Be Not Afraid – Still
What He Said.
Pope John Paul the Great made it his watchwords, and Archbishop Chaput says it again. Sometimes you have to speak out.
Archbishop of Denver Charles J. Chaput delivered a speech on Saturday reflecting on the significance of the November 2008 election. Warning that media “narratives” should not obscure truth, he blamed the indifference and complacency of many U.S. Catholics for the country’s failures on abortion, poverty and immigration issues.
He also advised Catholics to “master the language of popular culture” and to refuse to be afraid, saying “fear is the disease of our age.”
He did not stop there, and what Chaput said next is withering.
Noting that there was no question about President Barack Obama’s views on abortion “rights,” embryonic stem cell research and other “problematic issues,” he commented:
“Some Catholics in both political parties are deeply troubled by these issues. But too many Catholics just don’t really care. That’s the truth of it. If they cared, our political environment would be different. If 65 million Catholics really cared about their faith and cared about what it teaches, neither political party could ignore what we believe about justice for the poor, or the homeless, or immigrants, or the unborn child. If 65 million American Catholics really understood their faith, we wouldn’t need to waste each other’s time arguing about whether the legalized killing of an unborn child is somehow ‘balanced out’ or excused by three other good social policies.”
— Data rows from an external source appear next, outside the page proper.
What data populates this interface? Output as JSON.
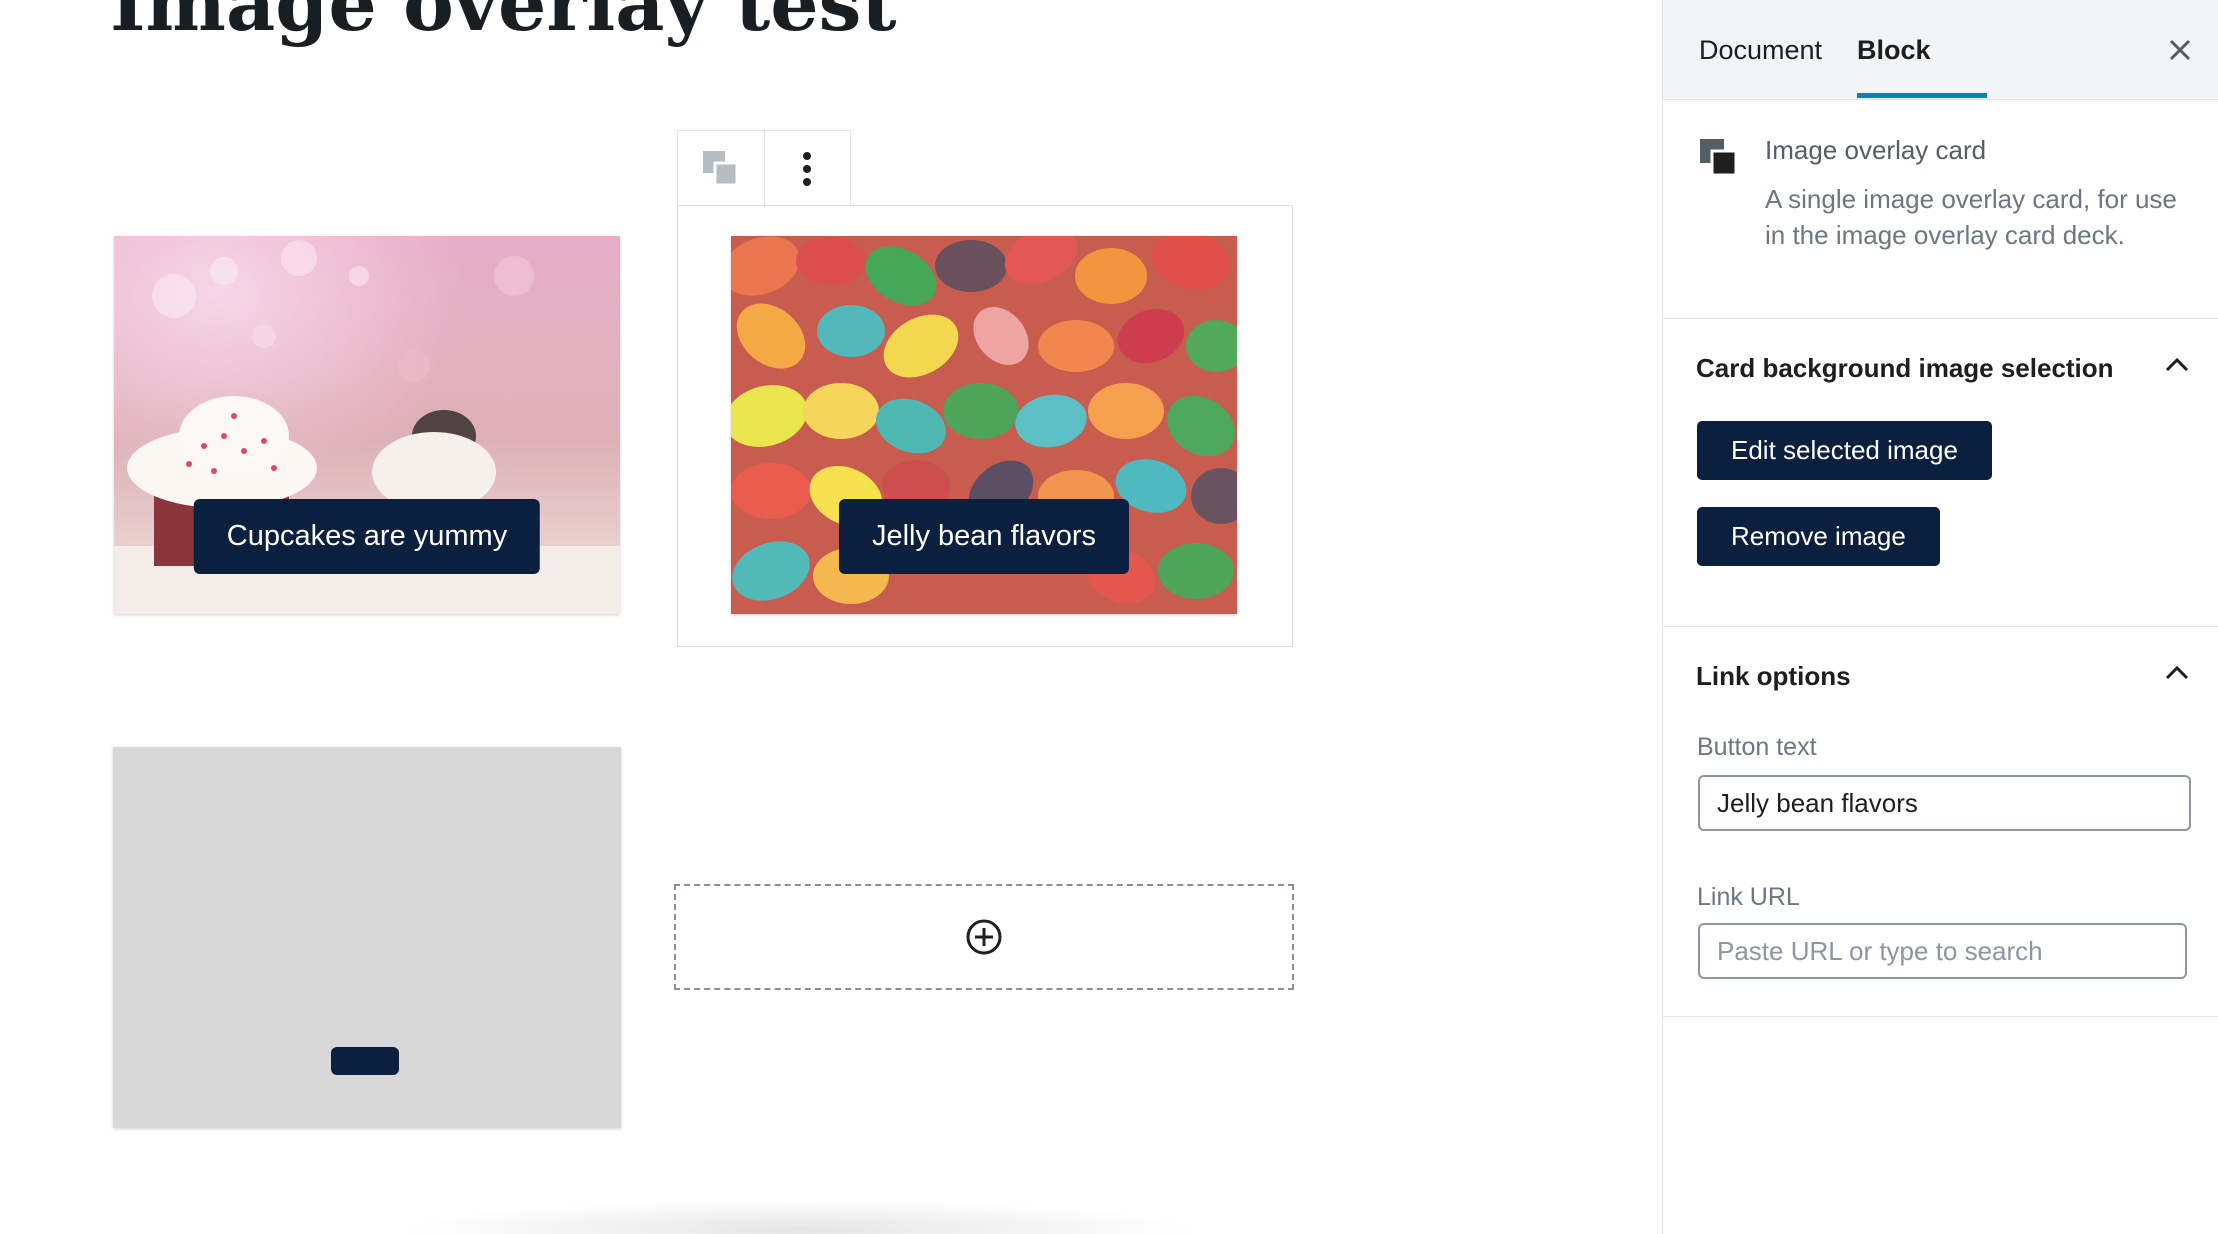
{
  "editor": {
    "post_title": "Image overlay test",
    "cards": [
      {
        "button_text": "Cupcakes are yummy",
        "image": "cupcakes-photo"
      },
      {
        "button_text": "Jelly bean flavors",
        "image": "jelly-beans-photo"
      },
      {
        "button_text": "",
        "image": "none"
      }
    ],
    "appender_icon": "plus-circle-icon"
  },
  "sidebar": {
    "tabs": [
      {
        "label": "Document",
        "active": false
      },
      {
        "label": "Block",
        "active": true
      }
    ],
    "block_card": {
      "title": "Image overlay card",
      "description": "A single image overlay card, for use in the image overlay card deck."
    },
    "background_panel": {
      "title": "Card background image selection",
      "expanded": true,
      "edit_button": "Edit selected image",
      "remove_button": "Remove image"
    },
    "link_panel": {
      "title": "Link options",
      "expanded": true,
      "button_text_label": "Button text",
      "button_text_value": "Jelly bean flavors",
      "link_url_label": "Link URL",
      "link_url_placeholder": "Paste URL or type to search"
    }
  },
  "colors": {
    "accent": "#0085ba",
    "button_dark": "#0b1f3f",
    "placeholder_card": "#d8d8d8"
  }
}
Ed Morrissey at Hot Air points in a slightly different direction when considering the reasons that the Church speaks with such little moral authority today.
The leadership of the Catholic Church has abdicated its role in instruction and faith formation, which one can see in church life on a daily basis. In part, they willingly surrendered both in exchange for broader appeal, and in significant part undermined it with the shameful role church leaders played in covering up for pedophiles within their ranks. In order to have enough moral authority to instruct, the priests and bishops have to live their lives in a moral fashion.
He very well may be right, but Chaput is making a broader point (one I’m sure that the Capt’n understands implicitly). If the Church is not educating properly (and if the parents aren’t making sure that their children are being educated properly), then the vacuum will be filled by the popular culture. That’s not what I call a good thing.